What the task requires: Below are the entries; return every line among them that holds the word "Address".
** Opening Information supplied block **
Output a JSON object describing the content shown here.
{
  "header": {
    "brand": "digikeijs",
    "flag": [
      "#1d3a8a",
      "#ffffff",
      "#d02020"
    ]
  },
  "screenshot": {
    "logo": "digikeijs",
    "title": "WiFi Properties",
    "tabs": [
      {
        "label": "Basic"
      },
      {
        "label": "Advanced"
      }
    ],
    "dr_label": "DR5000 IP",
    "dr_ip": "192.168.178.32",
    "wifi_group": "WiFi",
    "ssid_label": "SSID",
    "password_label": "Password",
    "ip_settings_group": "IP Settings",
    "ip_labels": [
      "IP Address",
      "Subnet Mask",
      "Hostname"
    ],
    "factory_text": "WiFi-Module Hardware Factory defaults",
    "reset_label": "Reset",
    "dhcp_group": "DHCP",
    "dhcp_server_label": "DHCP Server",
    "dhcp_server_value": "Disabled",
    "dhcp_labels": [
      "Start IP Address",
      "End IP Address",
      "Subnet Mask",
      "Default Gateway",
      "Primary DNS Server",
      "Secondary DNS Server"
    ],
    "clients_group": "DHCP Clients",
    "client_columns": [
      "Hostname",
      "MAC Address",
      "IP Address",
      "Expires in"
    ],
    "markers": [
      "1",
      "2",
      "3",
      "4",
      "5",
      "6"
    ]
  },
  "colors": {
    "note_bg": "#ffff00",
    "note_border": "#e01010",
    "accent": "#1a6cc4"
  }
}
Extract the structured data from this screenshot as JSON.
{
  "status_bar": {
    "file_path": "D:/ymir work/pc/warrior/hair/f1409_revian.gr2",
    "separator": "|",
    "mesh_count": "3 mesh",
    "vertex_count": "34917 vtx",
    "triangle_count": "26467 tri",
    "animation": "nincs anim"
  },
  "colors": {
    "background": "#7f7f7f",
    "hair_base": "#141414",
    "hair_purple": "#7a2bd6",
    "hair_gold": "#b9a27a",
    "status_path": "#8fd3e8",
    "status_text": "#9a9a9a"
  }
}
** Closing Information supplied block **
Written solution:
      "IP Address",
      "Start IP Address",
      "End IP Address",
      "MAC Address",
      "IP Address",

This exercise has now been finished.